*** Opening of The data ***

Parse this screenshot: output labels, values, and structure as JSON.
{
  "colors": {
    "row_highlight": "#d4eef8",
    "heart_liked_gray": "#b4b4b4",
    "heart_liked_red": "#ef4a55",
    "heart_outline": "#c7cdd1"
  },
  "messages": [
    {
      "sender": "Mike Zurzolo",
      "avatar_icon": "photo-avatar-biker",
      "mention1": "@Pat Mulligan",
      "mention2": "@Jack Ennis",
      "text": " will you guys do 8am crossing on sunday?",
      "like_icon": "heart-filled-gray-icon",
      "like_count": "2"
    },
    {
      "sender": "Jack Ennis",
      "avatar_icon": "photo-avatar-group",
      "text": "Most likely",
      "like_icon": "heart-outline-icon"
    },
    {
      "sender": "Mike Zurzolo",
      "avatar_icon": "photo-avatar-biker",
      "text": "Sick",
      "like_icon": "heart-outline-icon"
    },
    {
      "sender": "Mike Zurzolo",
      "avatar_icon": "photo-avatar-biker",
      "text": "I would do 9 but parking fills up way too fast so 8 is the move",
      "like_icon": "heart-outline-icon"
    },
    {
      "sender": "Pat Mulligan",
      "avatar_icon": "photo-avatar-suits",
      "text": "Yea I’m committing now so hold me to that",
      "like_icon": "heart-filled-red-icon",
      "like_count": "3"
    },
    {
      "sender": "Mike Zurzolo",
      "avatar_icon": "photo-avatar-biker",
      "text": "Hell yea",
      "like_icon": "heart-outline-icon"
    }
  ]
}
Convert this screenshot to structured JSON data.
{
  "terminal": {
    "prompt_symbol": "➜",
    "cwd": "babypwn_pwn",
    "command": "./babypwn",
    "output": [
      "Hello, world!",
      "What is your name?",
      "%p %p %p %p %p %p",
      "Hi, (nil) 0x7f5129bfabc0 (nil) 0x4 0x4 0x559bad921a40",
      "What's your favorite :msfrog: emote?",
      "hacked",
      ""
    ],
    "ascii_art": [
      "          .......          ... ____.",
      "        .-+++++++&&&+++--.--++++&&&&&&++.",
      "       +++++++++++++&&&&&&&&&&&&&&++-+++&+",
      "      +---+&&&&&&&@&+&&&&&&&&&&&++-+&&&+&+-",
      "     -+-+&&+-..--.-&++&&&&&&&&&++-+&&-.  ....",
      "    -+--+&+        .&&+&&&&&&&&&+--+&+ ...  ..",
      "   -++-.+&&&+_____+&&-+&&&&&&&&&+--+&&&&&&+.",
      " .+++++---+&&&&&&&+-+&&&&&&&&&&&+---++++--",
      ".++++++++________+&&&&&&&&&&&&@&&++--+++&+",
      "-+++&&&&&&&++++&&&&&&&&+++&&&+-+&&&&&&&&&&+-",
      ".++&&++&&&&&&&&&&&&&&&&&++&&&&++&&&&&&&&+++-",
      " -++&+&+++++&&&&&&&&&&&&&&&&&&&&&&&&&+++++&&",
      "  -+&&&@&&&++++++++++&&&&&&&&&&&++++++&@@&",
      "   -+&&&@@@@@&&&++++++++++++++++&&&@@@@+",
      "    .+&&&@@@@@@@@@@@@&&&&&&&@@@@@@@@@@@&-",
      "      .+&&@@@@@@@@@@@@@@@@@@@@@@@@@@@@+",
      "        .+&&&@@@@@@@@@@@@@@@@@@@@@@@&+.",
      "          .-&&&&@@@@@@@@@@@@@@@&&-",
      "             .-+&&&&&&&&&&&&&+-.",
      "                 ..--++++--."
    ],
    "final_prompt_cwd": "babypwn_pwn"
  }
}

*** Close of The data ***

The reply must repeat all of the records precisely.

Parse this screenshot: output labels, values, and structure as JSON.
{
  "colors": {
    "row_highlight": "#d4eef8",
    "heart_liked_gray": "#b4b4b4",
    "heart_liked_red": "#ef4a55",
    "heart_outline": "#c7cdd1"
  },
  "messages": [
    {
      "sender": "Mike Zurzolo",
      "avatar_icon": "photo-avatar-biker",
      "mention1": "@Pat Mulligan",
      "mention2": "@Jack Ennis",
      "text": " will you guys do 8am crossing on sunday?",
      "like_icon": "heart-filled-gray-icon",
      "like_count": "2"
    },
    {
      "sender": "Jack Ennis",
      "avatar_icon": "photo-avatar-group",
      "text": "Most likely",
      "like_icon": "heart-outline-icon"
    },
    {
      "sender": "Mike Zurzolo",
      "avatar_icon": "photo-avatar-biker",
      "text": "Sick",
      "like_icon": "heart-outline-icon"
    },
    {
      "sender": "Mike Zurzolo",
      "avatar_icon": "photo-avatar-biker",
      "text": "I would do 9 but parking fills up way too fast so 8 is the move",
      "like_icon": "heart-outline-icon"
    },
    {
      "sender": "Pat Mulligan",
      "avatar_icon": "photo-avatar-suits",
      "text": "Yea I’m committing now so hold me to that",
      "like_icon": "heart-filled-red-icon",
      "like_count": "3"
    },
    {
      "sender": "Mike Zurzolo",
      "avatar_icon": "photo-avatar-biker",
      "text": "Hell yea",
      "like_icon": "heart-outline-icon"
    }
  ]
}
Convert this screenshot to structured JSON data.
{
  "terminal": {
    "prompt_symbol": "➜",
    "cwd": "babypwn_pwn",
    "command": "./babypwn",
    "output": [
      "Hello, world!",
      "What is your name?",
      "%p %p %p %p %p %p",
      "Hi, (nil) 0x7f5129bfabc0 (nil) 0x4 0x4 0x559bad921a40",
      "What's your favorite :msfrog: emote?",
      "hacked",
      ""
    ],
    "ascii_art": [
      "          .......          ... ____.",
      "        .-+++++++&&&+++--.--++++&&&&&&++.",
      "       +++++++++++++&&&&&&&&&&&&&&++-+++&+",
      "      +---+&&&&&&&@&+&&&&&&&&&&&++-+&&&+&+-",
      "     -+-+&&+-..--.-&++&&&&&&&&&++-+&&-.  ....",
      "    -+--+&+        .&&+&&&&&&&&&+--+&+ ...  ..",
      "   -++-.+&&&+_____+&&-+&&&&&&&&&+--+&&&&&&+.",
      " .+++++---+&&&&&&&+-+&&&&&&&&&&&+---++++--",
      ".++++++++________+&&&&&&&&&&&&@&&++--+++&+",
      "-+++&&&&&&&++++&&&&&&&&+++&&&+-+&&&&&&&&&&+-",
      ".++&&++&&&&&&&&&&&&&&&&&++&&&&++&&&&&&&&+++-",
      " -++&+&+++++&&&&&&&&&&&&&&&&&&&&&&&&&+++++&&",
      "  -+&&&@&&&++++++++++&&&&&&&&&&&++++++&@@&",
      "   -+&&&@@@@@&&&++++++++++++++++&&&@@@@+",
      "    .+&&&@@@@@@@@@@@@&&&&&&&@@@@@@@@@@@&-",
      "      .+&&@@@@@@@@@@@@@@@@@@@@@@@@@@@@+",
      "        .+&&&@@@@@@@@@@@@@@@@@@@@@@@&+.",
      "          .-&&&&@@@@@@@@@@@@@@@&&-",
      "             .-+&&&&&&&&&&&&&+-.",
      "                 ..--++++--."
    ],
    "final_prompt_cwd": "babypwn_pwn"
  }
}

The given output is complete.